As Donald Trump’s executive orders punishing steel and aluminum imports threaten a trade war around the globe, Republicans on Capitol Hill are debating whether to reassert Congress’s ultimate constitutional authority over tariffs and trade. This isn’t the first time the GOP has split itself in two on the question of protective tariffs. But the last time, just over 100 years ago, the Republican president’s policies were the exact opposite of Trump’s.
William Howard Taft—in his opposition to populism and protectionism, as well as his devotion to constitutional limits on the powers of the presidency—was essentially the anti-Trump. Unlike the current president, and his own predecessor, Theodore Roosevelt, Taft refused to rule by executive order, insisting that the chief executive could only exercise those powers that the Constitution explicitly authorizes.

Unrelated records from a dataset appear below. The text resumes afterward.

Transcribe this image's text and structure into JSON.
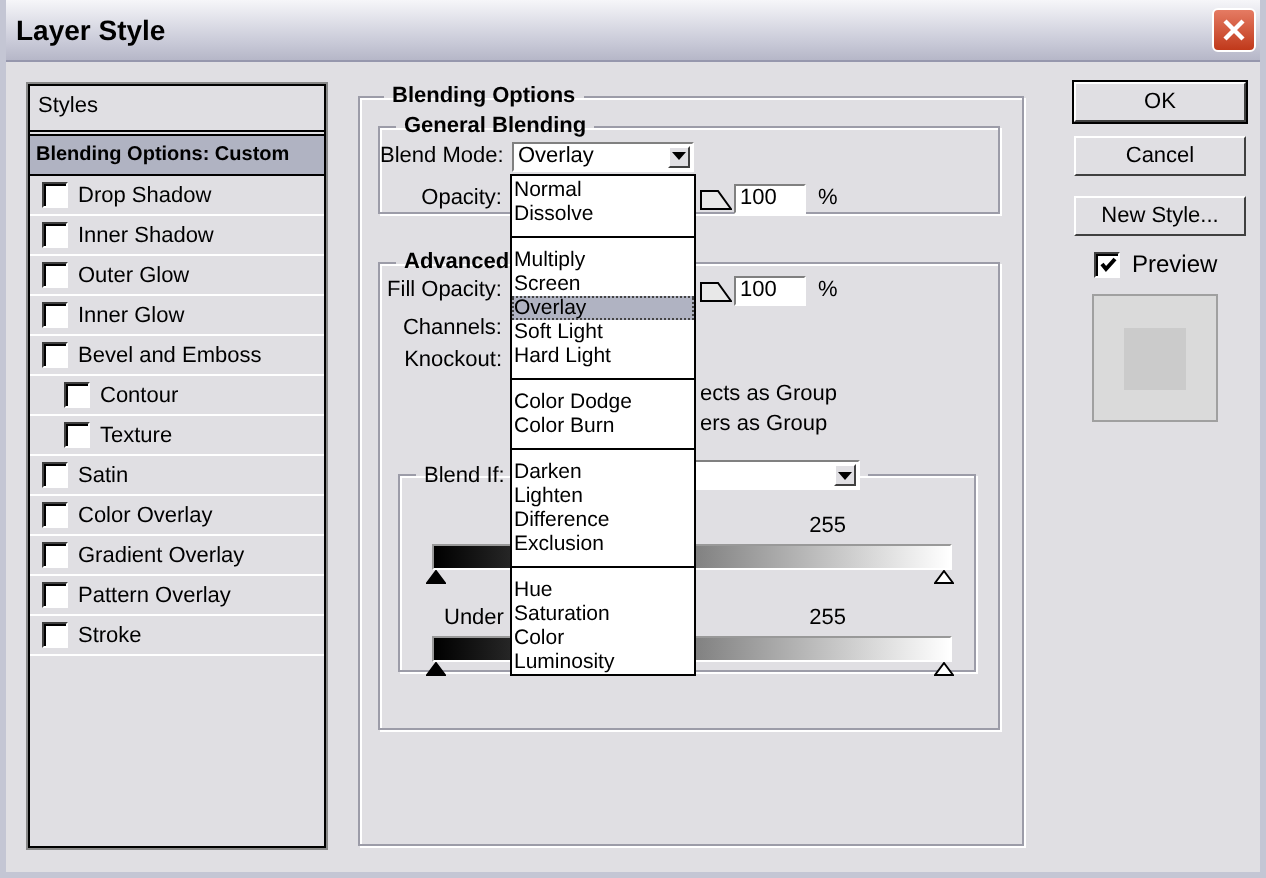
{
  "window": {
    "title": "Layer Style"
  },
  "styles_panel": {
    "header": "Styles",
    "items": [
      {
        "kind": "header",
        "label": "Blending Options: Custom",
        "selected": true
      },
      {
        "kind": "effect",
        "label": "Drop Shadow",
        "checked": false,
        "selected": false
      },
      {
        "kind": "effect",
        "label": "Inner Shadow",
        "checked": false,
        "selected": false
      },
      {
        "kind": "effect",
        "label": "Outer Glow",
        "checked": false,
        "selected": false
      },
      {
        "kind": "effect",
        "label": "Inner Glow",
        "checked": false,
        "selected": false
      },
      {
        "kind": "effect",
        "label": "Bevel and Emboss",
        "checked": false,
        "selected": false,
        "children": [
          {
            "kind": "effect",
            "label": "Contour",
            "checked": false,
            "selected": false
          },
          {
            "kind": "effect",
            "label": "Texture",
            "checked": false,
            "selected": false
          }
        ]
      },
      {
        "kind": "effect",
        "label": "Satin",
        "checked": false,
        "selected": false
      },
      {
        "kind": "effect",
        "label": "Color Overlay",
        "checked": false,
        "selected": false
      },
      {
        "kind": "effect",
        "label": "Gradient Overlay",
        "checked": false,
        "selected": false
      },
      {
        "kind": "effect",
        "label": "Pattern Overlay",
        "checked": false,
        "selected": false
      },
      {
        "kind": "effect",
        "label": "Stroke",
        "checked": false,
        "selected": false
      }
    ]
  },
  "blending_options": {
    "title": "Blending Options",
    "general": {
      "title": "General Blending",
      "blend_mode": {
        "label": "Blend Mode:",
        "value": "Overlay",
        "expanded": true
      },
      "opacity": {
        "label": "Opacity:",
        "value": "100",
        "unit": "%"
      }
    },
    "advanced": {
      "title": "Advanced",
      "fill_opacity": {
        "label": "Fill Opacity:",
        "value": "100",
        "unit": "%"
      },
      "channels_label": "Channels:",
      "knockout_label": "Knockout:",
      "options": [
        "ects as Group",
        "ers as Group"
      ],
      "blend_if": {
        "label": "Blend If:",
        "this_layer_value": "255",
        "underlying_label": "Under",
        "underlying_value": "255"
      }
    }
  },
  "blend_mode_menu": {
    "groups": [
      [
        {
          "label": "Normal",
          "selected": false
        },
        {
          "label": "Dissolve",
          "selected": false
        }
      ],
      [
        {
          "label": "Multiply",
          "selected": false
        },
        {
          "label": "Screen",
          "selected": false
        },
        {
          "label": "Overlay",
          "selected": true
        },
        {
          "label": "Soft Light",
          "selected": false
        },
        {
          "label": "Hard Light",
          "selected": false
        }
      ],
      [
        {
          "label": "Color Dodge",
          "selected": false
        },
        {
          "label": "Color Burn",
          "selected": false
        }
      ],
      [
        {
          "label": "Darken",
          "selected": false
        },
        {
          "label": "Lighten",
          "selected": false
        },
        {
          "label": "Difference",
          "selected": false
        },
        {
          "label": "Exclusion",
          "selected": false
        }
      ],
      [
        {
          "label": "Hue",
          "selected": false
        },
        {
          "label": "Saturation",
          "selected": false
        },
        {
          "label": "Color",
          "selected": false
        },
        {
          "label": "Luminosity",
          "selected": false
        }
      ]
    ]
  },
  "buttons": [
    {
      "label": "OK",
      "default": true
    },
    {
      "label": "Cancel",
      "default": false
    },
    {
      "label": "New Style...",
      "default": false
    }
  ],
  "preview": {
    "label": "Preview",
    "checked": true
  }
}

This posture was especially clear on matters of trade. Acknowledging that Congress, not the president, has the power to “lay and collect Taxes, Duties, Imposts and Excises,” Taft persuaded lawmakers to pass one of his core campaign goals: lower tariffs (although not as low as he hoped).

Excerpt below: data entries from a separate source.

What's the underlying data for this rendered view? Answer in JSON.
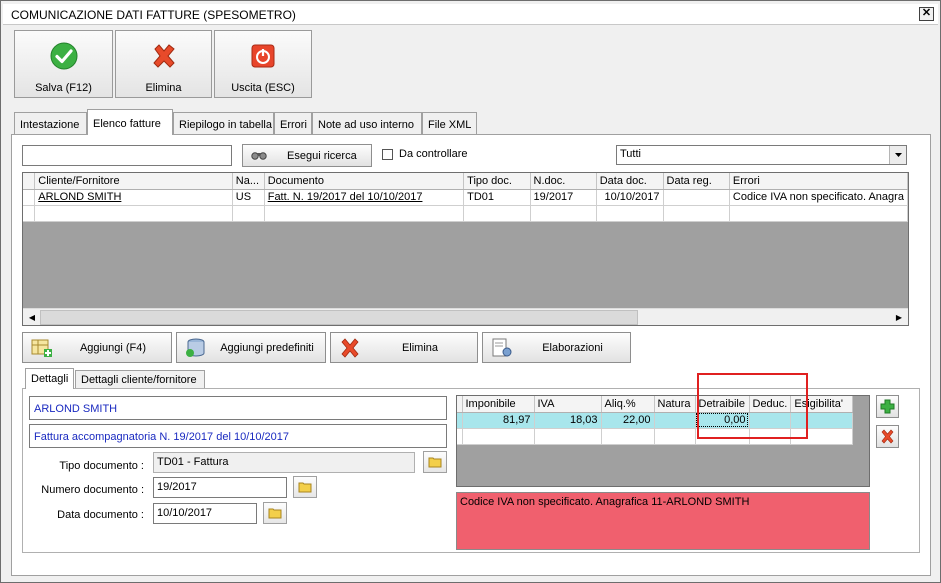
{
  "window": {
    "title": "COMUNICAZIONE DATI FATTURE (SPESOMETRO)",
    "close_symbol": "✕"
  },
  "toolbar": {
    "save_label": "Salva (F12)",
    "delete_label": "Elimina",
    "exit_label": "Uscita (ESC)"
  },
  "tabs": [
    "Intestazione",
    "Elenco fatture",
    "Riepilogo in tabella",
    "Errori",
    "Note ad uso interno",
    "File XML"
  ],
  "active_tab": "Elenco fatture",
  "search": {
    "value": "",
    "button_label": "Esegui ricerca",
    "check_label": "Da controllare",
    "checked": false,
    "filter_value": "Tutti"
  },
  "invoices": {
    "columns": [
      "Cliente/Fornitore",
      "Na...",
      "Documento",
      "Tipo doc.",
      "N.doc.",
      "Data doc.",
      "Data reg.",
      "Errori"
    ],
    "rows": [
      {
        "cliente": "ARLOND SMITH",
        "na": "US",
        "documento": "Fatt. N. 19/2017 del 10/10/2017",
        "tipo": "TD01",
        "ndoc": "19/2017",
        "data_doc": "10/10/2017",
        "data_reg": "",
        "errori": "Codice IVA non specificato. Anagra"
      }
    ]
  },
  "actions": {
    "add_label": "Aggiungi (F4)",
    "add_default_label": "Aggiungi predefiniti",
    "delete_label": "Elimina",
    "process_label": "Elaborazioni"
  },
  "detail_tabs": [
    "Dettagli",
    "Dettagli cliente/fornitore"
  ],
  "details": {
    "party": "ARLOND SMITH",
    "description": "Fattura accompagnatoria N. 19/2017 del 10/10/2017",
    "doc_type_label": "Tipo documento :",
    "doc_type_value": "TD01 - Fattura",
    "doc_number_label": "Numero documento :",
    "doc_number_value": "19/2017",
    "doc_date_label": "Data documento :",
    "doc_date_value": "10/10/2017"
  },
  "vat": {
    "columns": [
      "Imponibile",
      "IVA",
      "Aliq.%",
      "Natura",
      "Detraibile",
      "Deduc.",
      "Esigibilita'"
    ],
    "rows": [
      {
        "imponibile": "81,97",
        "iva": "18,03",
        "aliq": "22,00",
        "natura": "",
        "detraibile": "0,00",
        "deduc": "",
        "esigibilita": ""
      }
    ]
  },
  "errors_text": "Codice IVA non specificato. Anagrafica 11-ARLOND SMITH",
  "colors": {
    "selected_row": "#a8e6ec",
    "error_bg": "#f0606e",
    "highlight_box": "#e02020",
    "link_blue": "#1a2ac0"
  }
}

It’s still too early to say how much, if any, political fallout Trump’s diversion from current GOP orthodoxy over trade will cause. In Taft’s day, his moderate changes to trade policy ended up dividing the party, and ultimately guaranteed the election of an internationalist Democrat, Woodrow Wilson. But Taft could still claim victory in the long run: Because his trade agenda was enacted by Congress, not by executive fiat, it outlived his presidency. Even more significantly, it established a relatively consistent bipartisan commitment to free trade that persisted for more than a century—until Trump shattered it earlier this month.